Task to carry out >> Please retype the entries that follow exactly as they are, leaving the images behind.
(Supplied entries Opens)
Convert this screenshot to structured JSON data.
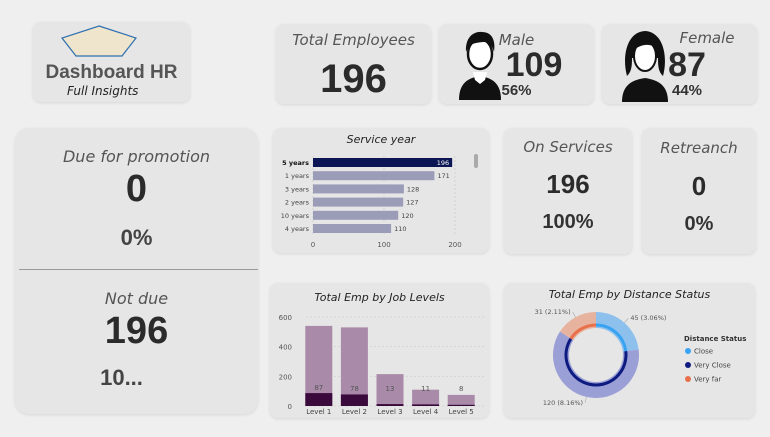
{
  "header": {
    "title": "Dashboard HR",
    "subtitle": "Full Insights"
  },
  "total_employees": {
    "label": "Total Employees",
    "value": "196"
  },
  "male": {
    "label": "Male",
    "value": "109",
    "pct": "56%"
  },
  "female": {
    "label": "Female",
    "value": "87",
    "pct": "44%"
  },
  "promotion": {
    "due_label": "Due for promotion",
    "due_value": "0",
    "due_pct": "0%",
    "not_due_label": "Not due",
    "not_due_value": "196",
    "not_due_pct": "10..."
  },
  "on_services": {
    "label": "On Services",
    "value": "196",
    "pct": "100%"
  },
  "retreanch": {
    "label": "Retreanch",
    "value": "0",
    "pct": "0%"
  },
  "colors": {
    "navy": "#0d1654",
    "bar_grey": "#9b9cb8",
    "bar_mauve": "#a98ba9",
    "bar_dark": "#3b0a3d",
    "close": "#38a3f0",
    "very_close": "#0d1b80",
    "very_far": "#e8704a"
  },
  "chart_data": [
    {
      "type": "bar",
      "orientation": "horizontal",
      "title": "Service year",
      "categories": [
        "5 years",
        "1 years",
        "3 years",
        "2 years",
        "10 years",
        "4 years"
      ],
      "values": [
        196,
        171,
        128,
        127,
        120,
        110
      ],
      "xlim": [
        0,
        200
      ],
      "xticks": [
        0,
        100,
        200
      ],
      "highlighted": "5 years"
    },
    {
      "type": "bar",
      "title": "Total Emp by Job Levels",
      "categories": [
        "Level 1",
        "Level 2",
        "Level 3",
        "Level 4",
        "Level 5"
      ],
      "series": [
        {
          "values": [
            540,
            530,
            215,
            110,
            75
          ]
        },
        {
          "values": [
            87,
            78,
            13,
            11,
            8
          ]
        }
      ],
      "ylim": [
        0,
        600
      ],
      "yticks": [
        0,
        200,
        400,
        600
      ]
    },
    {
      "type": "pie",
      "title": "Total Emp by Distance Status",
      "legend_title": "Distance Status",
      "legend_position": "right",
      "slices": [
        {
          "name": "Close",
          "value": 45,
          "label": "45 (3.06%)"
        },
        {
          "name": "Very Close",
          "value": 120,
          "label": "120 (8.16%)"
        },
        {
          "name": "Very far",
          "value": 31,
          "label": "31 (2.11%)"
        }
      ]
    }
  ]
}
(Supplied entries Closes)
Response to this exercise >>
Convert this screenshot to structured JSON data.
{
  "header": {
    "title": "Dashboard HR",
    "subtitle": "Full Insights"
  },
  "total_employees": {
    "label": "Total Employees",
    "value": "196"
  },
  "male": {
    "label": "Male",
    "value": "109",
    "pct": "56%"
  },
  "female": {
    "label": "Female",
    "value": "87",
    "pct": "44%"
  },
  "promotion": {
    "due_label": "Due for promotion",
    "due_value": "0",
    "due_pct": "0%",
    "not_due_label": "Not due",
    "not_due_value": "196",
    "not_due_pct": "10..."
  },
  "on_services": {
    "label": "On Services",
    "value": "196",
    "pct": "100%"
  },
  "retreanch": {
    "label": "Retreanch",
    "value": "0",
    "pct": "0%"
  },
  "colors": {
    "navy": "#0d1654",
    "bar_grey": "#9b9cb8",
    "bar_mauve": "#a98ba9",
    "bar_dark": "#3b0a3d",
    "close": "#38a3f0",
    "very_close": "#0d1b80",
    "very_far": "#e8704a"
  },
  "chart_data": [
    {
      "type": "bar",
      "orientation": "horizontal",
      "title": "Service year",
      "categories": [
        "5 years",
        "1 years",
        "3 years",
        "2 years",
        "10 years",
        "4 years"
      ],
      "values": [
        196,
        171,
        128,
        127,
        120,
        110
      ],
      "xlim": [
        0,
        200
      ],
      "xticks": [
        0,
        100,
        200
      ],
      "highlighted": "5 years"
    },
    {
      "type": "bar",
      "title": "Total Emp by Job Levels",
      "categories": [
        "Level 1",
        "Level 2",
        "Level 3",
        "Level 4",
        "Level 5"
      ],
      "series": [
        {
          "values": [
            540,
            530,
            215,
            110,
            75
          ]
        },
        {
          "values": [
            87,
            78,
            13,
            11,
            8
          ]
        }
      ],
      "ylim": [
        0,
        600
      ],
      "yticks": [
        0,
        200,
        400,
        600
      ]
    },
    {
      "type": "pie",
      "title": "Total Emp by Distance Status",
      "legend_title": "Distance Status",
      "legend_position": "right",
      "slices": [
        {
          "name": "Close",
          "value": 45,
          "label": "45 (3.06%)"
        },
        {
          "name": "Very Close",
          "value": 120,
          "label": "120 (8.16%)"
        },
        {
          "name": "Very far",
          "value": 31,
          "label": "31 (2.11%)"
        }
      ]
    }
  ]
}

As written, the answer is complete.